Records management is a tough job for any organization of any size, even governmental agencies. Federal News Radio brought this information to us from their article, “Proposed rule clarifies privileges for presidential records disclosure.”
The National Archives and Records Administration (NARA) is at work making sure there are no questions around disclosure of presidential records, and reminding agencies of their own responsibility to archive data during this time of change with a new president and staff.
A proposed rule from NARA clarifies that while the agency maintains electronic records for the sitting commander-in-chief, the president has “exclusive control over the records” during his or her term.
The proposed changes establish procedures for when the NARA archivist decides to release a record to the public. The former and current president must receive prompt, written notification, and they’re allowed 60 days to decide whether or not to claim privilege and prevent the release of all or a portion of the record.
How much data are we talking about here?
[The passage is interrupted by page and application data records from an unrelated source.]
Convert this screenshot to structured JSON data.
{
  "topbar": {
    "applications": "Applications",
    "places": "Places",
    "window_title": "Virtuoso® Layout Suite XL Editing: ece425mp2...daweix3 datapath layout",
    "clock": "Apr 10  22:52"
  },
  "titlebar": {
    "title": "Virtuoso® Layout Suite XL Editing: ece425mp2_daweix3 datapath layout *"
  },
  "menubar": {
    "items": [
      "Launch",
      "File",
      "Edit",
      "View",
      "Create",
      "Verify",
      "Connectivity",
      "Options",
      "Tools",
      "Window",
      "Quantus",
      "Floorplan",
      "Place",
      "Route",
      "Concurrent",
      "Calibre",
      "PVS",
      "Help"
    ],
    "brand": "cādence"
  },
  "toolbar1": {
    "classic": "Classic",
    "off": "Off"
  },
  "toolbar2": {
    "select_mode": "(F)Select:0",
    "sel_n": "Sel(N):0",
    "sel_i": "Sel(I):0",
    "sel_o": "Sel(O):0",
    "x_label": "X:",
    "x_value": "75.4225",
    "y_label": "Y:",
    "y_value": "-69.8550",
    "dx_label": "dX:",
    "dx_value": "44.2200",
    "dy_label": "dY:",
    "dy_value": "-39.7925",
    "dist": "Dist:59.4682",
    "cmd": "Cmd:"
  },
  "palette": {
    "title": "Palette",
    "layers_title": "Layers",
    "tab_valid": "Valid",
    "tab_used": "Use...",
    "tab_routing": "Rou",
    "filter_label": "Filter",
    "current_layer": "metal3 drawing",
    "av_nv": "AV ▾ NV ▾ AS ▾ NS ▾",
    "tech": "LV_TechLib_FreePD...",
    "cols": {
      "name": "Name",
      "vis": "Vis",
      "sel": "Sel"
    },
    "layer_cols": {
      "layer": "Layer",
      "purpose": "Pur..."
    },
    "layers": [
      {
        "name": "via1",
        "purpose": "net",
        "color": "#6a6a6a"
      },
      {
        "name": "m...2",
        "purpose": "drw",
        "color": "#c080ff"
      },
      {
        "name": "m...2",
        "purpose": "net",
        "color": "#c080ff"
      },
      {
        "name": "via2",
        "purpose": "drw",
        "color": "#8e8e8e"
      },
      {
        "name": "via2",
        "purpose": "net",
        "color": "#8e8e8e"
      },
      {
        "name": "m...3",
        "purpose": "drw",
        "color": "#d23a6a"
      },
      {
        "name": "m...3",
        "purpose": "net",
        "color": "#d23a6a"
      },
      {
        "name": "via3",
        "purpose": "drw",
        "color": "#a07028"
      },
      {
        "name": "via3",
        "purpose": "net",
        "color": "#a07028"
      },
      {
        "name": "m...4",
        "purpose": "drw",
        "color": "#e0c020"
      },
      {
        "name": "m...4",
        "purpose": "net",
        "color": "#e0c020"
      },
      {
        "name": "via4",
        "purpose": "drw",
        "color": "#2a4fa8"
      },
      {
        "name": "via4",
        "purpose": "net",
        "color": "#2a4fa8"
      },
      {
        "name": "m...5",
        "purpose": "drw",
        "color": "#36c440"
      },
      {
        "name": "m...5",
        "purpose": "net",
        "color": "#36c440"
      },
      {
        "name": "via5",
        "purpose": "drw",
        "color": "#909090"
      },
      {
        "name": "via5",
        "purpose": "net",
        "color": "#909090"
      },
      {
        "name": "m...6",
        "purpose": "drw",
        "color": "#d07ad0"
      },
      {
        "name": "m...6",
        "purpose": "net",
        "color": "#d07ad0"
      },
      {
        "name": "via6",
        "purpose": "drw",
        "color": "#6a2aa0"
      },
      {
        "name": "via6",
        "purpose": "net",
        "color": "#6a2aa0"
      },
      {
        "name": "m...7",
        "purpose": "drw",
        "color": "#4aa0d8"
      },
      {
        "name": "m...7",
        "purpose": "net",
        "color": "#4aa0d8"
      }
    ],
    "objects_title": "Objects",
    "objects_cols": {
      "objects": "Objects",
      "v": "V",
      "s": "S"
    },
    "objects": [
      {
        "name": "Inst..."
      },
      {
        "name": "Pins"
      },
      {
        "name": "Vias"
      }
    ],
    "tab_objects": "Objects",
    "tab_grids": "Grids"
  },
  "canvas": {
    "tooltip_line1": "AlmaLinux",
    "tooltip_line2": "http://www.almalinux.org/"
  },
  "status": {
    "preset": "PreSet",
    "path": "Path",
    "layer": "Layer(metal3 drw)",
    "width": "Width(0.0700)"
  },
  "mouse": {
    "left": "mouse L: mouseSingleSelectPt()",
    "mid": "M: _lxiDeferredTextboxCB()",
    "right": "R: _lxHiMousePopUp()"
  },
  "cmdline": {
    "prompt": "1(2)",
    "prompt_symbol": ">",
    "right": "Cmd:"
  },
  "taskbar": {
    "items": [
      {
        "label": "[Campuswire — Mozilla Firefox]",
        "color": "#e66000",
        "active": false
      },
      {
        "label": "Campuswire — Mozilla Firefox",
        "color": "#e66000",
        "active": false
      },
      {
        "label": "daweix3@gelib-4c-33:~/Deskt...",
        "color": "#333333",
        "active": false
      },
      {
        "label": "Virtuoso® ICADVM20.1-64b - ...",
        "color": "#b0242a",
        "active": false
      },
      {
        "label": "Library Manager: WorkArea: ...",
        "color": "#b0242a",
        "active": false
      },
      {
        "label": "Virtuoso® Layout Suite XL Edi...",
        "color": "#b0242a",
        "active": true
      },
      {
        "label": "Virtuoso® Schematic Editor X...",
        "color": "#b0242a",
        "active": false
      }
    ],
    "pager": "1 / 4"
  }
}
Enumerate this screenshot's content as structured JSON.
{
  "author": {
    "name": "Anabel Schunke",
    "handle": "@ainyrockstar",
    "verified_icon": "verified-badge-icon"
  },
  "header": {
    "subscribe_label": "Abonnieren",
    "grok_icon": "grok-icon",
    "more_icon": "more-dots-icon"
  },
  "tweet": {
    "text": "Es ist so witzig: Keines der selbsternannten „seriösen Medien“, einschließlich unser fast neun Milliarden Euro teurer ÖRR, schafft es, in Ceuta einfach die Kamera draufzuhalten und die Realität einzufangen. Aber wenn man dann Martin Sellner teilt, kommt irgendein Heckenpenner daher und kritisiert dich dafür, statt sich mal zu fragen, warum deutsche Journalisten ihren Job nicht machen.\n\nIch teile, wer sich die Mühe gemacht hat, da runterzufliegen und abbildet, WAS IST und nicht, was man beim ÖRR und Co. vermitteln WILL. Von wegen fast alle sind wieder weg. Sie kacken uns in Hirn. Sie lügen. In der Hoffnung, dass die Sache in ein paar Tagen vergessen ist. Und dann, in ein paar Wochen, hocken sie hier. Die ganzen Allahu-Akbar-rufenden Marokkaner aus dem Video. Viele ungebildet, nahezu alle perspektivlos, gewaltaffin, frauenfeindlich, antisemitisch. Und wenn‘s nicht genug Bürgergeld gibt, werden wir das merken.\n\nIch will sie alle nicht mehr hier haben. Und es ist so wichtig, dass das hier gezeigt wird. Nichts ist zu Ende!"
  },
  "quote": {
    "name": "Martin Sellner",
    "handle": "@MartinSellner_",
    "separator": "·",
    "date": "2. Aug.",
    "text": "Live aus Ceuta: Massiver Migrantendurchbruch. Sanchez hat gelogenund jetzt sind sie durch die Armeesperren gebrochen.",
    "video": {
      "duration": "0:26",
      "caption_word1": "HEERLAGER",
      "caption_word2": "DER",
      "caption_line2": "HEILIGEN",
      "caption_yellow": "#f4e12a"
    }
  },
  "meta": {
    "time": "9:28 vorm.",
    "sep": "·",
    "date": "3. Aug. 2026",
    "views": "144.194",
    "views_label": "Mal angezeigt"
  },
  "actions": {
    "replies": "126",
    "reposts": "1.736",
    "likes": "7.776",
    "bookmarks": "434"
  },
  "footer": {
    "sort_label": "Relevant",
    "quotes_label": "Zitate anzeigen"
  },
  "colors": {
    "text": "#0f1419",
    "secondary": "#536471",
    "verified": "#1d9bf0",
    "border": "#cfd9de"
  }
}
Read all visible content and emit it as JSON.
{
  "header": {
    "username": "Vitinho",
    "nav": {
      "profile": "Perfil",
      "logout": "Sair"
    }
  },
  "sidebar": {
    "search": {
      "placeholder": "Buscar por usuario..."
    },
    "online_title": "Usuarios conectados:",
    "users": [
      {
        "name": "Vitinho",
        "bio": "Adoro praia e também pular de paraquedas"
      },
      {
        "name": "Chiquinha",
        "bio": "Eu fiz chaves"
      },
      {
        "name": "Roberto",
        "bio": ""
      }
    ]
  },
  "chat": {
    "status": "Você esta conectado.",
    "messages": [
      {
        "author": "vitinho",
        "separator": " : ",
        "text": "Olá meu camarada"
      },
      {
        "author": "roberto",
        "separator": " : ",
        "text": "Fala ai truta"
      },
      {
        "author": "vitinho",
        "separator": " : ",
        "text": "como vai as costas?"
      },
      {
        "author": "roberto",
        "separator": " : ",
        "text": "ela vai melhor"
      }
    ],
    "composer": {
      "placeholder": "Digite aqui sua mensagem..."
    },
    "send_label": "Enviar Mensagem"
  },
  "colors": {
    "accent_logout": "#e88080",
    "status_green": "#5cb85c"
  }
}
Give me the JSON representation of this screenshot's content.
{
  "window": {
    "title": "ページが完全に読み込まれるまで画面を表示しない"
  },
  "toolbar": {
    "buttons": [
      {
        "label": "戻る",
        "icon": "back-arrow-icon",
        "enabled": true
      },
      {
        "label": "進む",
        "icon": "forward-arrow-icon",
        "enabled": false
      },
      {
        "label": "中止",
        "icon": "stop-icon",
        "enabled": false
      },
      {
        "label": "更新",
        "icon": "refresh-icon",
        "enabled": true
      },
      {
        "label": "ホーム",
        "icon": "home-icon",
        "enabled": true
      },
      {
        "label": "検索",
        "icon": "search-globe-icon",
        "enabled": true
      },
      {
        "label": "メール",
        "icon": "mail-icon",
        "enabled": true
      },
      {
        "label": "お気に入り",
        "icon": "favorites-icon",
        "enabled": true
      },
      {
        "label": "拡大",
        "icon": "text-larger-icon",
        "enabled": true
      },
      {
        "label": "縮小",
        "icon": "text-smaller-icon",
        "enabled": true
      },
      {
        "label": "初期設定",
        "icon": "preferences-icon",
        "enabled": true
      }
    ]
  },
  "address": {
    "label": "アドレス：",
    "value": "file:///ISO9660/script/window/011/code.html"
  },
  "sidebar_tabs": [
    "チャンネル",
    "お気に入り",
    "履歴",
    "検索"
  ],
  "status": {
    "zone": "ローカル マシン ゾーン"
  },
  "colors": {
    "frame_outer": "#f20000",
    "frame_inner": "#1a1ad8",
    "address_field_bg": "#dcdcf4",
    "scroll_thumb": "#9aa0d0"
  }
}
The Obama administration transferred 12 terabytes of data to NARA. With the quantity of social media being used by the current administration, that number is likely to be more at the end of the term.
Melody K. Smith
Sponsored by Data Harmony, a unit of Access Innovations, the world leader in indexing and making content findable.